I said that I should give to such a measure my cordial support, but I should prefer that no new expression on the subject of compensation should be made, and I thought that the measure of Emancipation could be much better and more quietly accomplished by allowing Generals to organize and arm the salves (thus avoiding depredation and massacre on the one hand, and support to the insurrection on the other) and by directing the Commanders of Departments to proclaim emancipation within their Districts as soon as practicable; but I regarded this as so much better than inaction on the subject, that I should give it my entire support.

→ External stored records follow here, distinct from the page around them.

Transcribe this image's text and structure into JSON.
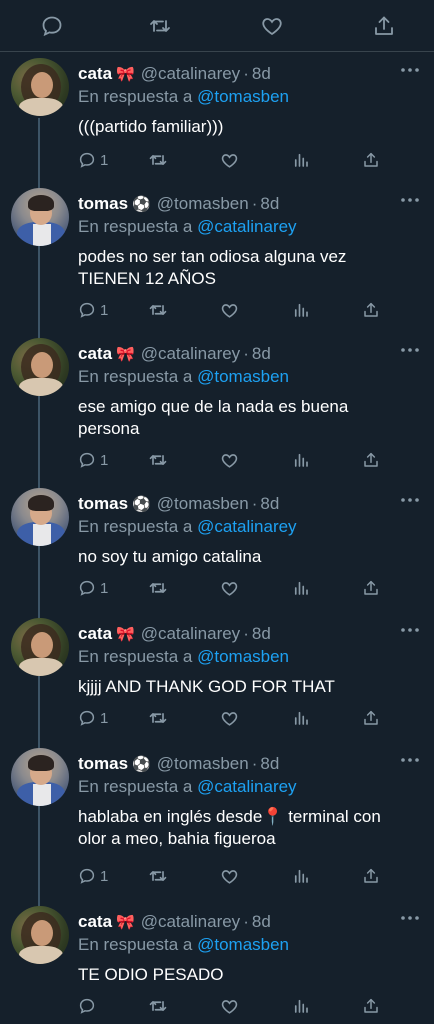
{
  "colors": {
    "background": "#15202b",
    "text": "#ffffff",
    "muted": "#8899a6",
    "link": "#1da1f2",
    "divider": "#38444d"
  },
  "top_action_bar": {
    "icons": [
      "reply-icon",
      "retweet-icon",
      "like-icon",
      "share-icon"
    ]
  },
  "tweets": [
    {
      "name": "cata",
      "emoji": "🎀",
      "handle": "@catalinarey",
      "time": "8d",
      "reply_label": "En respuesta a",
      "reply_to": "@tomasben",
      "text_lines": [
        "(((partido familiar)))"
      ],
      "reply_count": "1"
    },
    {
      "name": "tomas",
      "emoji": "⚽",
      "handle": "@tomasben",
      "time": "8d",
      "reply_label": "En respuesta a",
      "reply_to": "@catalinarey",
      "text_lines": [
        "podes no ser tan odiosa alguna vez",
        "TIENEN 12 AÑOS"
      ],
      "reply_count": "1"
    },
    {
      "name": "cata",
      "emoji": "🎀",
      "handle": "@catalinarey",
      "time": "8d",
      "reply_label": "En respuesta a",
      "reply_to": "@tomasben",
      "text_lines": [
        "ese amigo que de la nada es buena",
        "persona"
      ],
      "reply_count": "1"
    },
    {
      "name": "tomas",
      "emoji": "⚽",
      "handle": "@tomasben",
      "time": "8d",
      "reply_label": "En respuesta a",
      "reply_to": "@catalinarey",
      "text_lines": [
        "no soy tu amigo catalina"
      ],
      "reply_count": "1"
    },
    {
      "name": "cata",
      "emoji": "🎀",
      "handle": "@catalinarey",
      "time": "8d",
      "reply_label": "En respuesta a",
      "reply_to": "@tomasben",
      "text_lines": [
        "kjjjj AND THANK GOD FOR THAT"
      ],
      "reply_count": "1"
    },
    {
      "name": "tomas",
      "emoji": "⚽",
      "handle": "@tomasben",
      "time": "8d",
      "reply_label": "En respuesta a",
      "reply_to": "@catalinarey",
      "text_lines": [
        "hablaba en inglés desde📍 terminal con",
        "olor a meo, bahia figueroa"
      ],
      "reply_count": "1"
    },
    {
      "name": "cata",
      "emoji": "🎀",
      "handle": "@catalinarey",
      "time": "8d",
      "reply_label": "En respuesta a",
      "reply_to": "@tomasben",
      "text_lines": [
        "TE ODIO PESADO"
      ],
      "reply_count": ""
    }
  ]
}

The President determined to publish the first three Orders forthwith, and to leave the other for some further consideration. The impression left upon my mind by the whole discussion was, that while the President thought that the organization, equipment and arming of negroes, like other soldiers, would be productive of more evil than good, he was not unwilling that Commanders should, at their discretion, arm, for purely defensive purposes, slaves coming within their lines.

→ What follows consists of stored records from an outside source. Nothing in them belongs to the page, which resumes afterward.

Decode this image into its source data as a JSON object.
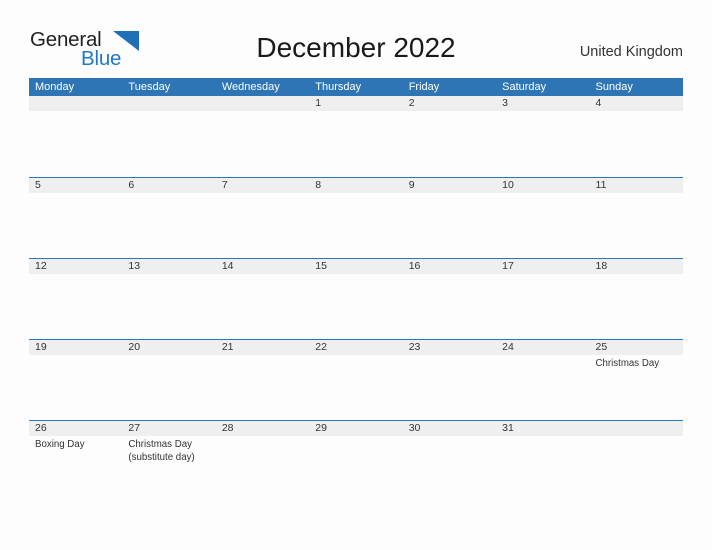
{
  "header": {
    "logo": {
      "word1": "General",
      "word2": "Blue",
      "flag_icon": "triangle-flag-icon"
    },
    "title": "December 2022",
    "country": "United Kingdom"
  },
  "calendar": {
    "weekdays": [
      "Monday",
      "Tuesday",
      "Wednesday",
      "Thursday",
      "Friday",
      "Saturday",
      "Sunday"
    ],
    "colors": {
      "header_blue": "#2e75b6",
      "day_band_gray": "#efefef",
      "logo_blue": "#2277c8",
      "text": "#333333"
    },
    "weeks": [
      {
        "days": [
          {
            "num": "",
            "events": []
          },
          {
            "num": "",
            "events": []
          },
          {
            "num": "",
            "events": []
          },
          {
            "num": "1",
            "events": []
          },
          {
            "num": "2",
            "events": []
          },
          {
            "num": "3",
            "events": []
          },
          {
            "num": "4",
            "events": []
          }
        ]
      },
      {
        "days": [
          {
            "num": "5",
            "events": []
          },
          {
            "num": "6",
            "events": []
          },
          {
            "num": "7",
            "events": []
          },
          {
            "num": "8",
            "events": []
          },
          {
            "num": "9",
            "events": []
          },
          {
            "num": "10",
            "events": []
          },
          {
            "num": "11",
            "events": []
          }
        ]
      },
      {
        "days": [
          {
            "num": "12",
            "events": []
          },
          {
            "num": "13",
            "events": []
          },
          {
            "num": "14",
            "events": []
          },
          {
            "num": "15",
            "events": []
          },
          {
            "num": "16",
            "events": []
          },
          {
            "num": "17",
            "events": []
          },
          {
            "num": "18",
            "events": []
          }
        ]
      },
      {
        "days": [
          {
            "num": "19",
            "events": []
          },
          {
            "num": "20",
            "events": []
          },
          {
            "num": "21",
            "events": []
          },
          {
            "num": "22",
            "events": []
          },
          {
            "num": "23",
            "events": []
          },
          {
            "num": "24",
            "events": []
          },
          {
            "num": "25",
            "events": [
              "Christmas Day"
            ]
          }
        ]
      },
      {
        "days": [
          {
            "num": "26",
            "events": [
              "Boxing Day"
            ]
          },
          {
            "num": "27",
            "events": [
              "Christmas Day",
              "(substitute day)"
            ]
          },
          {
            "num": "28",
            "events": []
          },
          {
            "num": "29",
            "events": []
          },
          {
            "num": "30",
            "events": []
          },
          {
            "num": "31",
            "events": []
          },
          {
            "num": "",
            "events": []
          }
        ]
      }
    ]
  }
}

Mr. Stanton brought forward a proposition to draft 50,000 men. Mr. Seward proposed that the number should be 100,000. The President directed that, whatever number were drafted, should be a part of the 300,000 already called for. No decision was reached, however.

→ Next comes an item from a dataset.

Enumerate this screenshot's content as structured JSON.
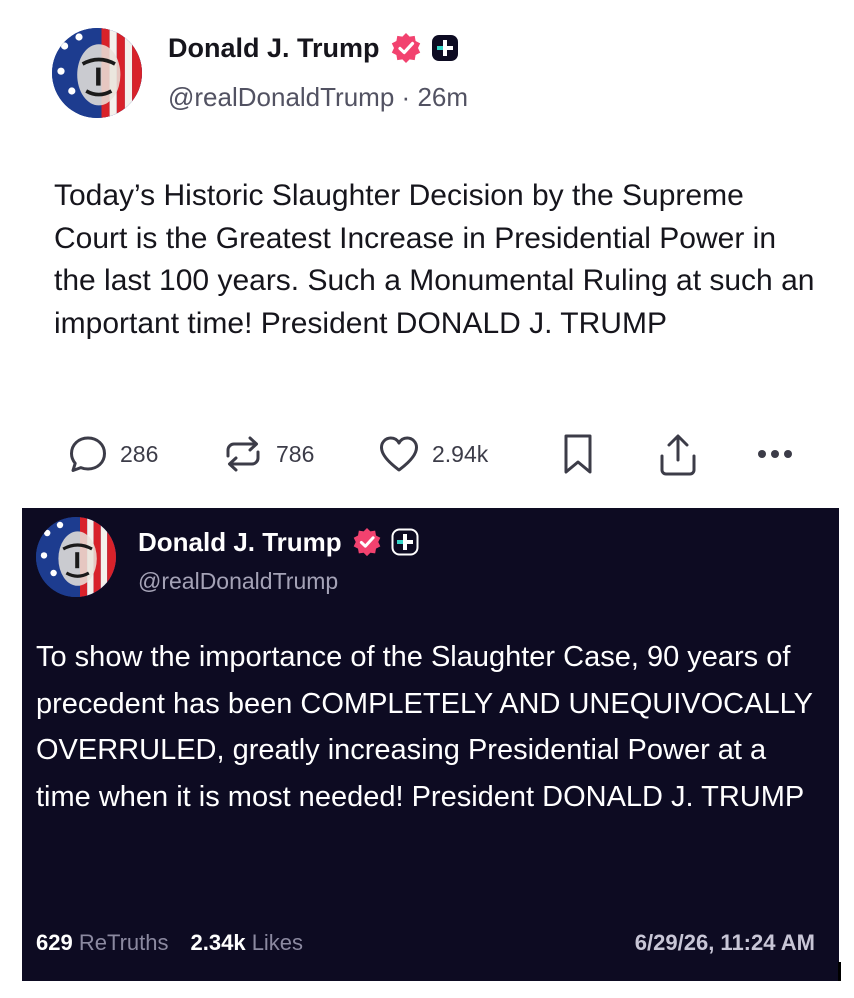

The issue of the proclamation split the cabinet. Historian John Niven wrote that Secretary of War Edwin M. “Stanton, who urged the immediate promulgation of this order, was startled at its scope. ‘The measure goes beyond anything I have recommended,’ he jotted down hastily on a piece of note paper. Attorney General Bates, whose inveterate conservatism sometimes took unusual turns, was the only Cabinet member who supported Stanton. Welles remained silent. Chase favored arming the Negroes, but he thought emancipation could be accomplished more efficiently, more quietly, and more safely by delegating it to the various theater commanders. Seward surprised everyone by vehemently opposing the issuance of any proclamation at that time.
President Lincoln writes Secretary of War Edwin M. Stanton: “I think it will be better to do nothing now which can be construed into a demand for troops in addition to the three hundred thousand for which we have recently called. We do not need more, nor, indeed, so many, if we could have the smaller number very soon. It is a very important consideration, too, that one recruit into an old regiment is nearly or quite equal in value to two in a new one. We can scarcely afford to forego any plan within our power, which may facilitate the filling of the old regiments with recruits. If, on consideration you are of opinion that this object can be advanced, by causing the Militia of the several states to be enrolled, and by drafts therefrom, you are at liberty to take the proper steps, and do so, provided that any number of recruits so obtained from any state within the next three months, shall, if practicable, be an abatement, of the quota of volunteers from such state under the recent call.
While emancipation was discussed in Washington, new military fronts began to form in northern Virginia. General George B. McClellan writes his wife: “I see that the [John] Pope bubble is likely to be suddenly collapsed — Stonewall Jackson is after him, & the paltry young man who wanted to teach me the art of war will in less than a week either be in full retreat or badly whipped. He will begin to learn the value of ‘entrenchments, lines of communication & of retreat, bases of supply etc’ — they will learn bye & bye.”